A anonymous donor has offered a reward of $60,000 for information that could help locate the remains of three people who went missing during the Troubles in Northern Ireland.
Columba McVeigh, Joe Lynskey and Robert Nairac were among 16 people classified as Disappeared, who were believed to have been killed and secretly buried by republicans in the 1970s and 1980s, and are the only three yet to be found.
Crime Stoppers said the reward had been offered by an mystery donor and amounted to $20,000 (just over £15,000) for the recovery of each body.
The charity said the reward is about giving the families a ‘long-overdue’ funeral.
Fiona McCormack, director of operations for the charity said: "Our reward is not about finding out what happened to these people.
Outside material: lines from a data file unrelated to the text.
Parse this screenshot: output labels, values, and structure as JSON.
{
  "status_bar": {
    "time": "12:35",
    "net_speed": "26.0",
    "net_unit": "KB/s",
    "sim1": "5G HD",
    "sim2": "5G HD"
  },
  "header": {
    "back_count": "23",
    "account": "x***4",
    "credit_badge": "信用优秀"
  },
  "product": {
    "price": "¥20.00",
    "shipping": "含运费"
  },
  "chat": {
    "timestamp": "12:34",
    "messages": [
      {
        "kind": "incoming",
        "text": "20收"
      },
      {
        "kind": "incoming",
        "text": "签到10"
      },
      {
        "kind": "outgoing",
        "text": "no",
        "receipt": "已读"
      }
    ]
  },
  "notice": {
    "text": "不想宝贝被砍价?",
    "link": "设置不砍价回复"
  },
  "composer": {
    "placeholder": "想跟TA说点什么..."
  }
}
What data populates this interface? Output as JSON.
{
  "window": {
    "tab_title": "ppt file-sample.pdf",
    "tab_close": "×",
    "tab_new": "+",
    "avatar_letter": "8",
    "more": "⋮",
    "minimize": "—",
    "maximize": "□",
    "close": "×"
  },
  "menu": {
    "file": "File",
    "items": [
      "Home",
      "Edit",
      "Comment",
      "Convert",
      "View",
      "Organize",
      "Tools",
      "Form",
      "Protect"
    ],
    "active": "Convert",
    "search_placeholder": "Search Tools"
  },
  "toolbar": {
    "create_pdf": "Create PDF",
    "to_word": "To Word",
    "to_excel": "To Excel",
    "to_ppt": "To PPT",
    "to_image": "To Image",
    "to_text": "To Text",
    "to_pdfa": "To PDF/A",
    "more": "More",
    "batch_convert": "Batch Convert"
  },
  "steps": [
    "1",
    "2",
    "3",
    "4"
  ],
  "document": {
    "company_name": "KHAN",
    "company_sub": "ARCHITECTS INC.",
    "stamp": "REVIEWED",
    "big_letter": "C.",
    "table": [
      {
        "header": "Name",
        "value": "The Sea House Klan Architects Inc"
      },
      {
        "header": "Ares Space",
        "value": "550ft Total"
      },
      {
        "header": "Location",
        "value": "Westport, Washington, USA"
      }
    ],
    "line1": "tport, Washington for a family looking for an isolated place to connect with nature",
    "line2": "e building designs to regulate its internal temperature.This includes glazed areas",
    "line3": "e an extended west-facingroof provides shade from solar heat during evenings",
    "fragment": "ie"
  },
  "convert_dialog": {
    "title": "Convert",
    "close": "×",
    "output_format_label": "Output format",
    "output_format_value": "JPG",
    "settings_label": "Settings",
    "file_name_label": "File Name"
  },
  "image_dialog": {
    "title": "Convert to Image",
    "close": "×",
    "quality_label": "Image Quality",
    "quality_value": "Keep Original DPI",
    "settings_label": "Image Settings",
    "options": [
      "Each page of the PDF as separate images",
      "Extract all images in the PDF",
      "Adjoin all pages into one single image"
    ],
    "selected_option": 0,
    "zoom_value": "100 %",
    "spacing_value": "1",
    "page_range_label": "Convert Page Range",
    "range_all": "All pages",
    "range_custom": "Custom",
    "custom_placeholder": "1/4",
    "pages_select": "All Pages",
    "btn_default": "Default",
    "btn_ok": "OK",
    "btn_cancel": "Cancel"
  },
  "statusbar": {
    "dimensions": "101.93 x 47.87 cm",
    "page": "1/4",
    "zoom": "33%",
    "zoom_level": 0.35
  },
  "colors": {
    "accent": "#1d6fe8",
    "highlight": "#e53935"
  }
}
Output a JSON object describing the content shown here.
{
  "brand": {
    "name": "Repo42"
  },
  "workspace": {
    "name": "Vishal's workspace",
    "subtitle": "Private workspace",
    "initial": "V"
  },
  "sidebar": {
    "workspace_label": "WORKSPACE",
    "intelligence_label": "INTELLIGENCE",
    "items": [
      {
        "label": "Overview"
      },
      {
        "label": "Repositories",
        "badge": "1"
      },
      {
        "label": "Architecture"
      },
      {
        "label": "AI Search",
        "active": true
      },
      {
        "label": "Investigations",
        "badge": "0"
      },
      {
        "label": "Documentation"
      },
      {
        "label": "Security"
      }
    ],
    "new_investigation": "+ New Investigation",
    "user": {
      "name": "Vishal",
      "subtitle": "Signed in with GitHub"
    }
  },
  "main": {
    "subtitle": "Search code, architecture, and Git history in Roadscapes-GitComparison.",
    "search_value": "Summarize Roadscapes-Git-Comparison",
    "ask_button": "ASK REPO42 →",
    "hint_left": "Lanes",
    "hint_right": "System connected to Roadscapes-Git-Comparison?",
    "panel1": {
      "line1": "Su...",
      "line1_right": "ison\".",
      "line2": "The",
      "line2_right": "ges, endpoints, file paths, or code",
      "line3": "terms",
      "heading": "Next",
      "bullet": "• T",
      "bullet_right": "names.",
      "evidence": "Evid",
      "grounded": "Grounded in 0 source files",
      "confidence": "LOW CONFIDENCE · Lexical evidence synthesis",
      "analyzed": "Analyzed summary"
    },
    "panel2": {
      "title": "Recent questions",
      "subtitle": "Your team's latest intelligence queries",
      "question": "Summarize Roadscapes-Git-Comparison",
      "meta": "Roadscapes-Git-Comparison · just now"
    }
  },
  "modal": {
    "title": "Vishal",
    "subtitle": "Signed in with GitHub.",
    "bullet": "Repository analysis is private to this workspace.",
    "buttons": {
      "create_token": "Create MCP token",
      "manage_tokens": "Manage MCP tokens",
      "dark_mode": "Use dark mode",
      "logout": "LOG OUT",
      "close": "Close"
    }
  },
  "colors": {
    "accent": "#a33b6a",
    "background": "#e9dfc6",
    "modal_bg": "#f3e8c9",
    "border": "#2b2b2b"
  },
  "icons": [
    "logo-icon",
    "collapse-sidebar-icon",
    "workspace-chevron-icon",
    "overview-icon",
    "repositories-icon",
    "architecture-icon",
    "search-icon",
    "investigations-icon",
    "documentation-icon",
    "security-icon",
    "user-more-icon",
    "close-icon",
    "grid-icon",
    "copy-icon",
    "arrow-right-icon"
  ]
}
The families of those who have yet to be found deserve to be able to hold a long-overdue funeral for their relatives."
Mr McVeigh, from Donaghmore, Co Tyrone, was abducted, shot and secretly buried by the IRA in November 1975.
Republicans with knowledge of the crime have told the commission, in confidence, that the 19-year-old was buried across the border in Bragan bog near Emyvale, but searches in the bog have not uncovered his remains.
Former Cistercian monk Mr Lynskey was kidnapped in west Belfast in August 1972, while British soldier Mr Nairac was taken in South Armagh and killed by the IRA in 1977.
The Independent Commission for the Location of Victims' Remains (ICLVR), which has worked to locate the bodies of the Disappeared, said it hoped the reward could help "close a chapter of a terrible story in the lives of families who have suffered decades of torment not knowing where their loved ones were buried".
Geoff Knupfer, lead investigator for the ICLVR, said: "Whether or not it helps bring forward information that we haven't had to date and which results in the location and recovery of the remains we'll have to wait to see."
"If it does it will be a hugely significant breakthrough.
"We should never lose sight of the fact that the whole issue of the Disappeared is fundamentally a humanitarian one."
He went on to emphasise that any information that goes to CrimeStoppers will be passed only to the ICLVR and that all information will be treated in the strictest confidence.
“We are entirely information driven. We can give a cast iron guarantee which has been borne out over the 20 years that the ICLVR has been in operation that any information received can only be used by the ICLVR to locate and recover the remains and it will never be shared with any other state body for any other purpose.”